The UAE’s central bank lowered the repo rate and its certificates of deposit rate by a quarter percentage point.
Kuwait, which maintains a peg to a basket of currencies, kept its discount rate at 3 per cent.
Despite the economic upheaval after the crash in oil prices more than four years ago and the sluggish recovery that followed, Gulf policy makers held off on rate cuts until the Fed ended its extended tightening cycle and trimmed borrowing costs in July. After a wallop of economic uncertainty in the wake of the attack on oil infrastructure in Saudi Arabia, monetary relief could hardly come at a better time.
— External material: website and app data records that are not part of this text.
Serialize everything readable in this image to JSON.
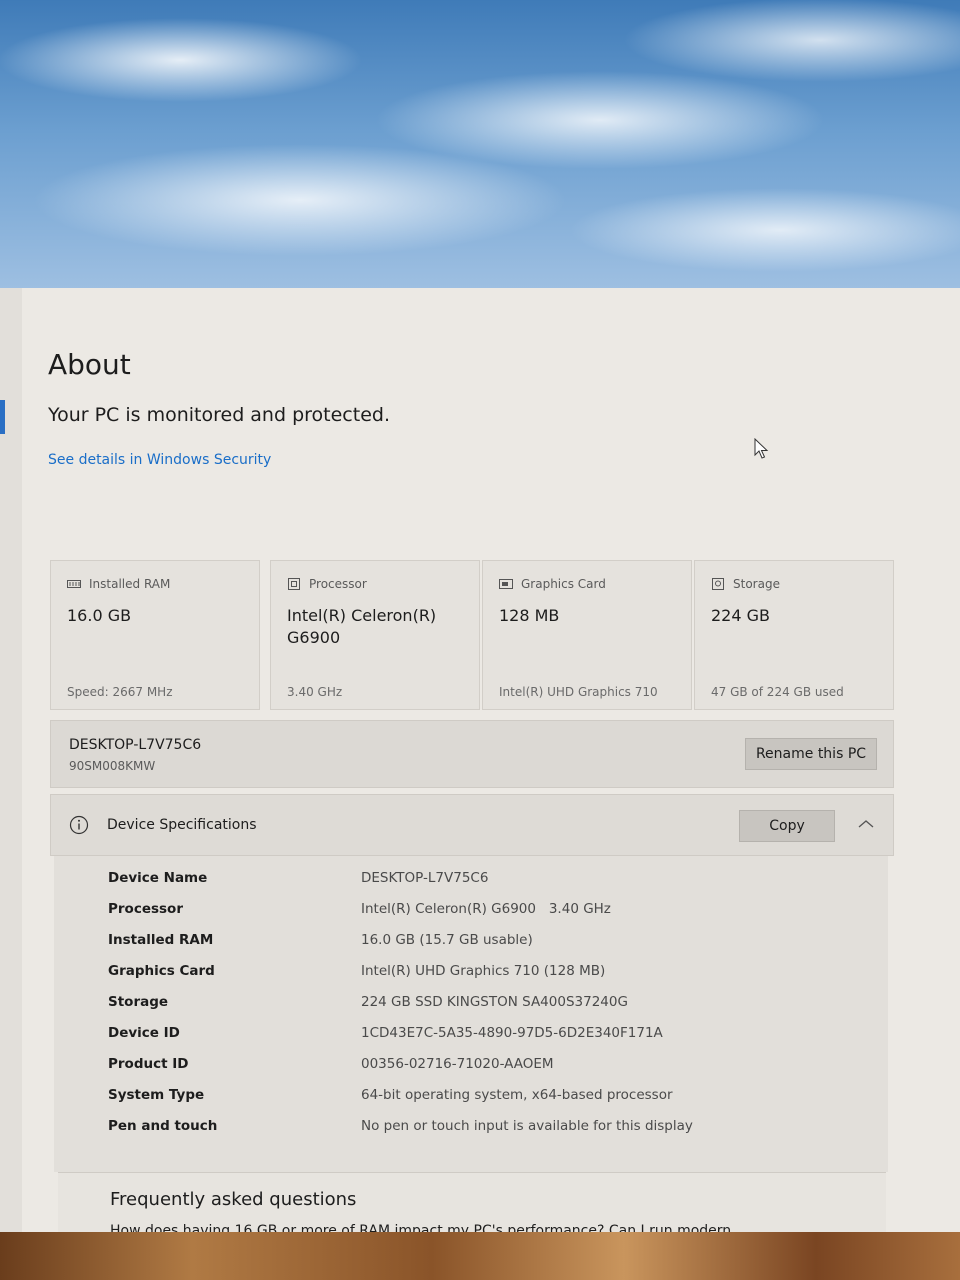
{
  "page": {
    "title": "About",
    "protection_status": "Your PC is monitored and protected.",
    "security_link": "See details in Windows Security"
  },
  "tiles": [
    {
      "label": "Installed RAM",
      "value": "16.0 GB",
      "footer": "Speed: 2667 MHz",
      "icon": "ram-icon"
    },
    {
      "label": "Processor",
      "value": "Intel(R) Celeron(R) G6900",
      "footer": "3.40 GHz",
      "icon": "processor-icon"
    },
    {
      "label": "Graphics Card",
      "value": "128 MB",
      "footer": "Intel(R) UHD Graphics 710",
      "icon": "graphics-card-icon"
    },
    {
      "label": "Storage",
      "value": "224 GB",
      "footer": "47 GB of 224 GB used",
      "icon": "storage-icon"
    }
  ],
  "pc": {
    "name": "DESKTOP-L7V75C6",
    "model": "90SM008KMW",
    "rename_label": "Rename this PC"
  },
  "specs": {
    "title": "Device Specifications",
    "copy_label": "Copy",
    "rows": [
      {
        "label": "Device Name",
        "value": "DESKTOP-L7V75C6"
      },
      {
        "label": "Processor",
        "value": "Intel(R) Celeron(R) G6900   3.40 GHz"
      },
      {
        "label": "Installed RAM",
        "value": "16.0 GB (15.7 GB usable)"
      },
      {
        "label": "Graphics Card",
        "value": "Intel(R) UHD Graphics 710 (128 MB)"
      },
      {
        "label": "Storage",
        "value": "224 GB SSD KINGSTON SA400S37240G"
      },
      {
        "label": "Device ID",
        "value": "1CD43E7C-5A35-4890-97D5-6D2E340F171A"
      },
      {
        "label": "Product ID",
        "value": "00356-02716-71020-AAOEM"
      },
      {
        "label": "System Type",
        "value": "64-bit operating system, x64-based processor"
      },
      {
        "label": "Pen and touch",
        "value": "No pen or touch input is available for this display"
      }
    ]
  },
  "faq": {
    "title": "Frequently asked questions",
    "question": "How does having 16 GB or more of RAM impact my PC's performance? Can I run modern"
  },
  "colors": {
    "accent": "#1a6ec8",
    "window_bg": "#ece9e4"
  }
}
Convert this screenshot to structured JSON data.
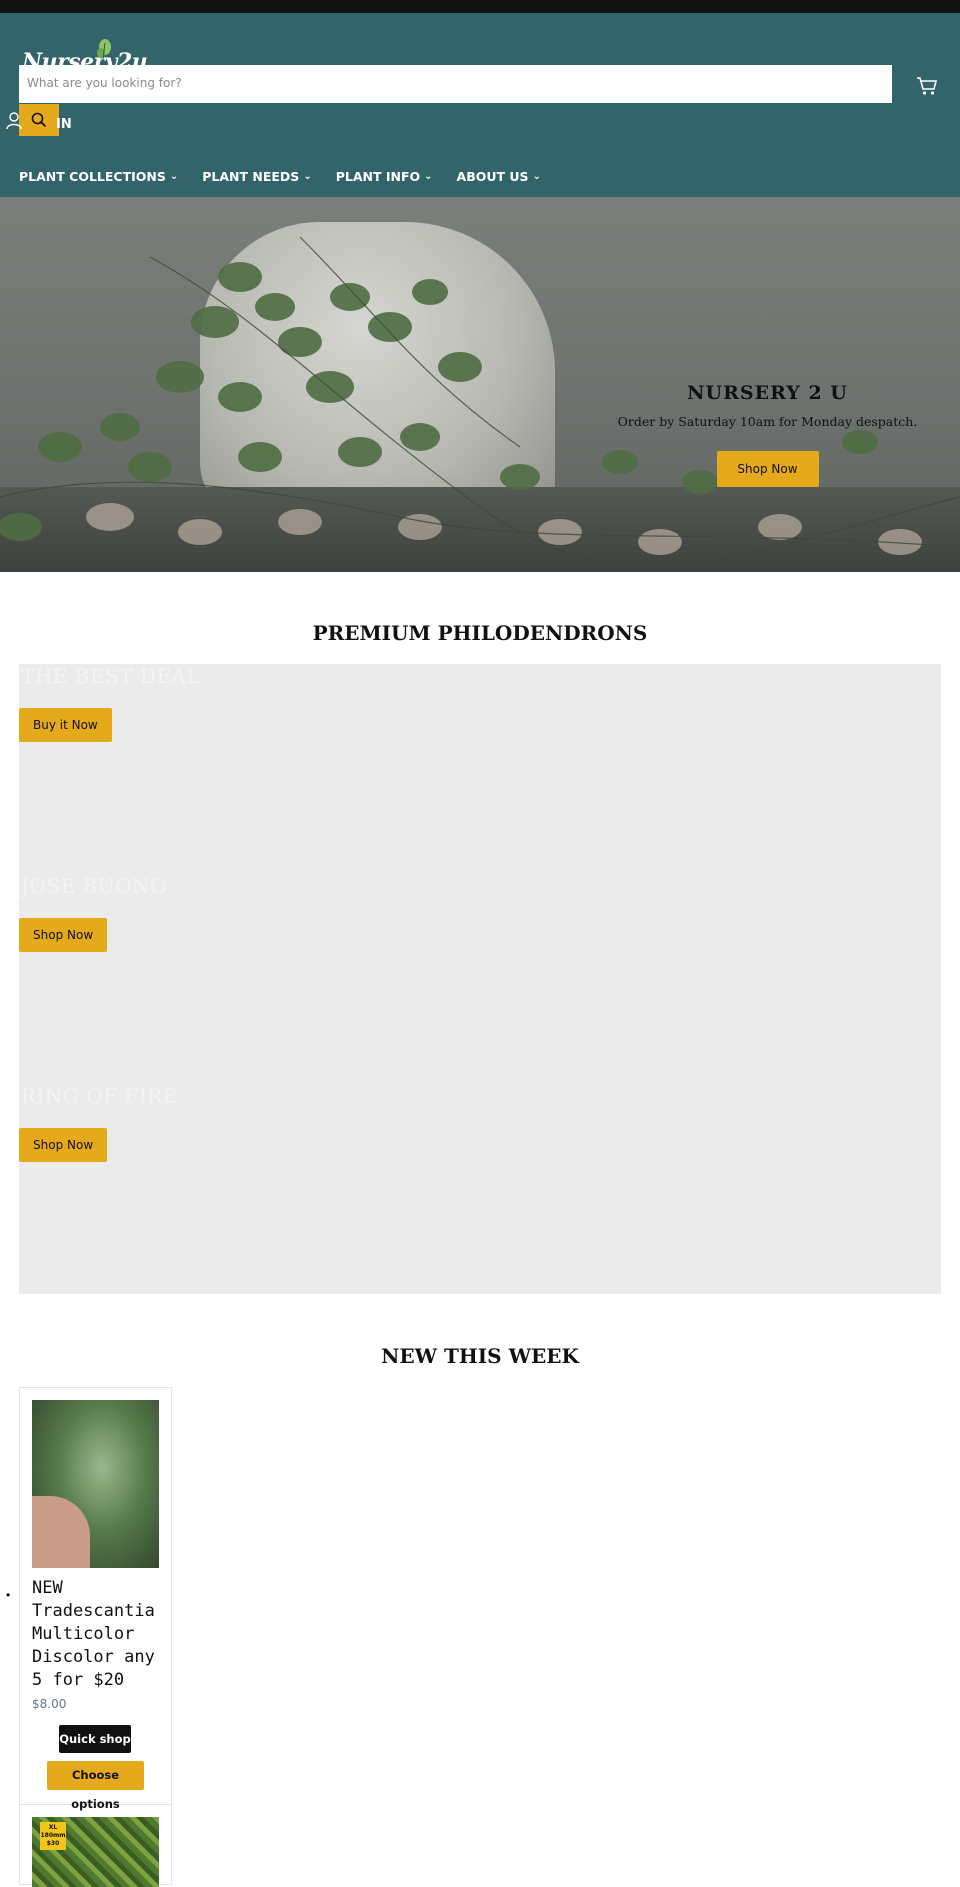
{
  "header": {
    "logo_text": "Nursery2u",
    "search": {
      "placeholder": "What are you looking for?"
    },
    "account_label": "IN",
    "nav": [
      {
        "label": "PLANT COLLECTIONS"
      },
      {
        "label": "PLANT NEEDS"
      },
      {
        "label": "PLANT INFO"
      },
      {
        "label": "ABOUT US"
      }
    ],
    "caret_glyph": "⌄"
  },
  "hero": {
    "title": "NURSERY 2 U",
    "subtitle": "Order by Saturday 10am for Monday despatch.",
    "button": "Shop Now"
  },
  "philodendrons": {
    "title": "PREMIUM PHILODENDRONS",
    "slides": [
      {
        "heading": "THE BEST DEAL",
        "button": "Buy it Now"
      },
      {
        "heading": "JOSE BUONO",
        "button": "Shop Now"
      },
      {
        "heading": "RING OF FIRE",
        "button": "Shop Now"
      }
    ]
  },
  "new_this_week": {
    "title": "NEW THIS WEEK",
    "products": [
      {
        "title": "NEW Tradescantia Multicolor Discolor any 5 for $20",
        "price": "$8.00",
        "quick_shop": "Quick shop",
        "choose_options": "Choose options"
      },
      {
        "badge": [
          "XL",
          "180mm",
          "$30"
        ]
      }
    ]
  },
  "colors": {
    "header_bg": "#336469",
    "accent": "#e5a91c",
    "topbar": "#121212"
  }
}
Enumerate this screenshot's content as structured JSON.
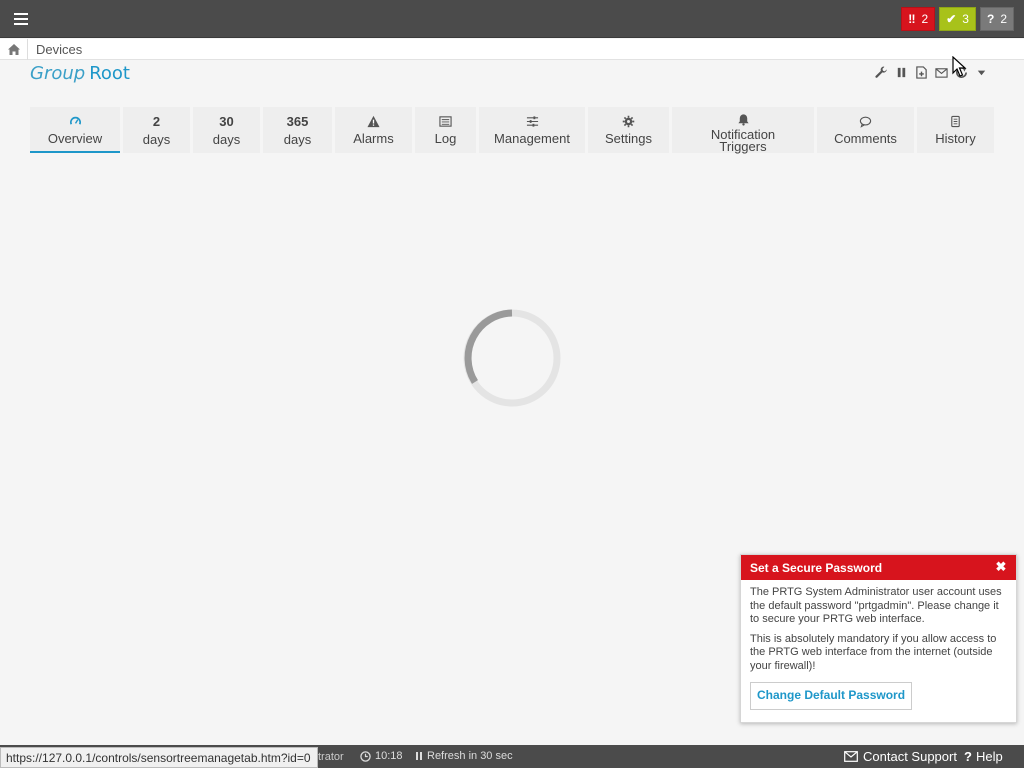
{
  "header": {
    "menu_icon": "hamburger-icon",
    "badges": [
      {
        "symbol": "‼",
        "count": "2",
        "color": "#d7141d",
        "meaning": "down"
      },
      {
        "symbol": "✔",
        "count": "3",
        "color": "#a8c21a",
        "meaning": "up"
      },
      {
        "symbol": "?",
        "count": "2",
        "color": "#7a7a7a",
        "meaning": "unknown"
      }
    ]
  },
  "breadcrumb": {
    "home_icon": "home-icon",
    "items": [
      "Devices"
    ]
  },
  "page": {
    "kind": "Group",
    "name": "Root",
    "accent": "#1e97c9"
  },
  "tools": [
    "wrench-icon",
    "pause-icon",
    "add-object-icon",
    "email-icon",
    "refresh-icon",
    "dropdown-caret-icon"
  ],
  "tabs": [
    {
      "icon": "overview-gauge-icon",
      "num": "",
      "label": "Overview",
      "active": true
    },
    {
      "icon": "",
      "num": "2",
      "label": "days"
    },
    {
      "icon": "",
      "num": "30",
      "label": "days"
    },
    {
      "icon": "",
      "num": "365",
      "label": "days"
    },
    {
      "icon": "warning-triangle-icon",
      "num": "",
      "label": "Alarms"
    },
    {
      "icon": "log-list-icon",
      "num": "",
      "label": "Log"
    },
    {
      "icon": "sliders-icon",
      "num": "",
      "label": "Management"
    },
    {
      "icon": "gear-icon",
      "num": "",
      "label": "Settings"
    },
    {
      "icon": "bell-icon",
      "num": "",
      "label": "Notification Triggers"
    },
    {
      "icon": "comment-icon",
      "num": "",
      "label": "Comments"
    },
    {
      "icon": "history-icon",
      "num": "",
      "label": "History"
    }
  ],
  "popup": {
    "title": "Set a Secure Password",
    "paragraph1": "The PRTG System Administrator user account uses the default password \"prtgadmin\". Please change it to secure your PRTG web interface.",
    "paragraph2": "This is absolutely mandatory if you allow access to the PRTG web interface from the internet (outside your firewall)!",
    "button": "Change Default Password",
    "color": "#d7141d"
  },
  "footer": {
    "url_tooltip": "https://127.0.0.1/controls/sensortreemanagetab.htm?id=0",
    "user_fragment": "trator",
    "time": "10:18",
    "refresh": "Refresh in 30 sec",
    "contact": "Contact Support",
    "help": "Help"
  }
}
“It’s a gift from the gods of the Fed,” Marcus Chenevix, an analyst at investment research firm TS Lombard in London, said before the announcements. “They’re suddenly allowed to loosen when the U.S. probably shouldn’t.”
In the days before the Fed’s meeting this week, the region’s biggest economy, Saudi Arabia, has had to contend with the aftermath of the strike on the crucial Abqaiq oil facility. Top officials have insisted that the kingdom’s public finances have escaped unscathed. Still, central bank governor Ahmed Abdulkarim Alkholifey was on the lookout for rates to fall.
In the UAE, whose economy has struggled to shake off a slump in real estate, lower US rates “could put downward pressure on the dollar and thus make dirham-denominated properties more affordable,” according to the Institute for International Finance.
A looser stance by central banks will ultimately be no match for government spending, meaning it’s the prospect of fiscal stimulus that could dictate the outlook in the Gulf, according to Mohamed Bardastani, a Dubai-based senior economist at Oxford Economics.
“Monetary policy often plays a secondary role in terms of driving the economic outlook,” he said “Fiscal policy has a much larger weight and is a traditional growth driver.”